“IT was such a unique relationship,” says writer/ director Tamara Saviano of the bond between songwriters Townes Van Zandt, Guy Clark and Susanna Clark. “Townes and Guy were best friends, Townes and Susanna were soulmates, and Guy and Susanna were married. It was a very interesting triangle. Guy didn’t wear his heart on his sleeve, whereas Townes and Susanna were very sensitive, almost mystical. They believed in magic and lived their lives that way. But there’s no doubt the three of them loved each other deeply.” This triumvirate forms the heart of Without Getting Killed Or Caught, Saviano’s new documentary about Guy Clark (co-written with Bart Knaggs), which follows her 2016 biography of the same name. Rooted in Susanna’s private journals and audio diaries, the film maps Guy’s journey from postwar…

3 min.
for the ’burbs

WORKING in the City of London during the day and frequenting the Roxy or Vortex by night, The Members’ chief songwriter JC Carroll lived an odd double life in 1977. “It was like Superman,” he tells Uncut. “Mild-mannered bank clerk turns into crazy punk rocker.” Seeking excitement, the guitarist had moved up to London from Camberley, initially working for the Queen’s bankers, Coutts, before punk rock took over. His new memoir, (Still) Annoying The Neighbours, details how he was drafted into The Members by singer Nicky Tesco, before penning the two brilliant singles that would define their legacy – 1978’s “Solitary Confinement” and 1979’s “The Sound Of The Suburbs” – in his bedsit in Kilburn. “I was singing about my life: alienation, desperation,” explains Carroll. “A window had opened where you…

3 min.
the last of the great wailers bunny wailer | 1947-2021

WITH the passing of Bunny Wailer, one of the great founding acts of Jamaican music – The Wailers – is no more. Bob Marley, Peter Tosh and Bunny Wailer (born Neville Livingston) tore up Jamaica as a teenage vocal trio in the mid-1960s, swiftly scoring a string of hits that included “Simmer Down”, “Love And Affection”, “Put it On” and “Rude Boy”. Initially signed to Coxsone Dodd’s Studio One label, The Wailers typified the exuberance of their newly independent nation in the era of upbeat ska; they would later reflect the rebellious “rude boy” phase of rocksteady, and later still reggae’s defiant doctrine of Rastafari. The Wailers were always leaders. Bob and Bunny were boyhood friends, meeting Peter Tosh after their families moved from the country to Kingston’s Trenchtown. Mentored in…

1 min.
a quick one

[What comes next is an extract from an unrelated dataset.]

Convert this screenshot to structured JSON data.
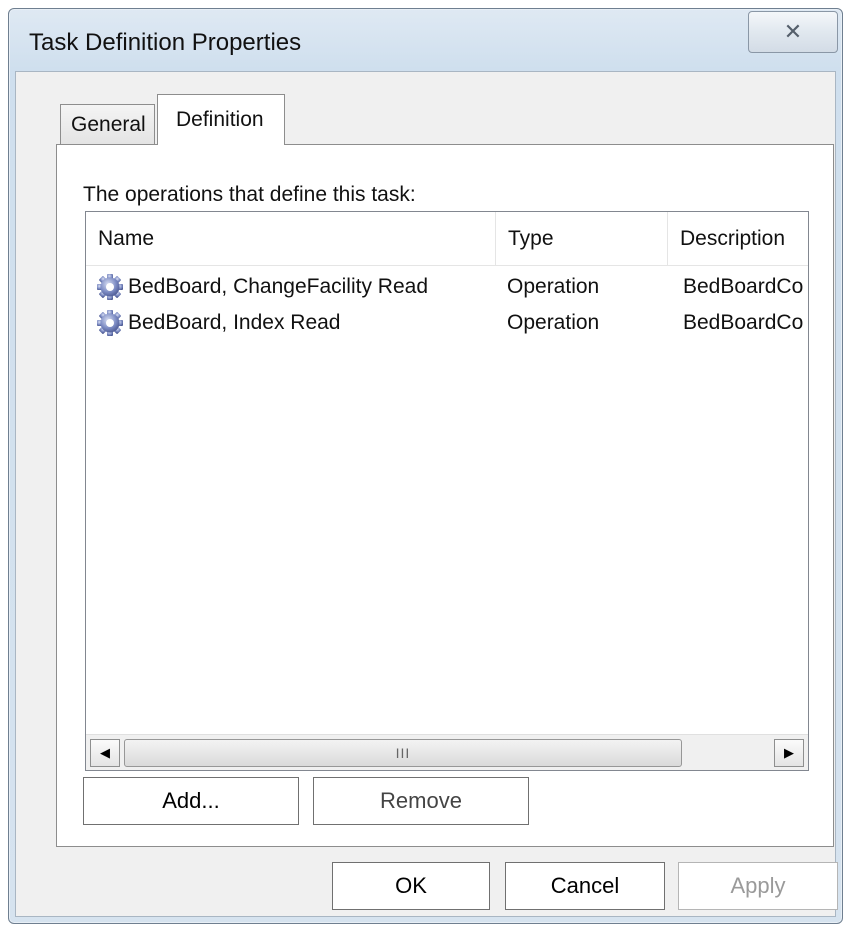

This nation’s saving grace! Presenting the Ultimate Music Guide to The Fall and saluting the genius (lyrical, musical, conversational) of their leader, Mark E Smith. Featuring in-depth reviews of all Fall work, through the many lineup changes, to the group’s pugnacious but untimely end. It’s in shops now or available to buy online at uncut. co.uk/single… To coincide with the launch of Can’s new live album series (see over), Domino are officially releasing Stephen Malkmus & Von Spar’s re-creation of Ege Bamyasi, recorded live in Cologne in 2012. Originally a Record Store Day exclusive, it’s available digitally now… TonyAllen’s final studio album, There Is No End , will be released posthumously on April 30. Guests include DamonAlbarn, Sampa TheGreat, Skepta, Danny Brown and Booker Prize-winning author Ben Okri… ANAPOLOGY: in our last…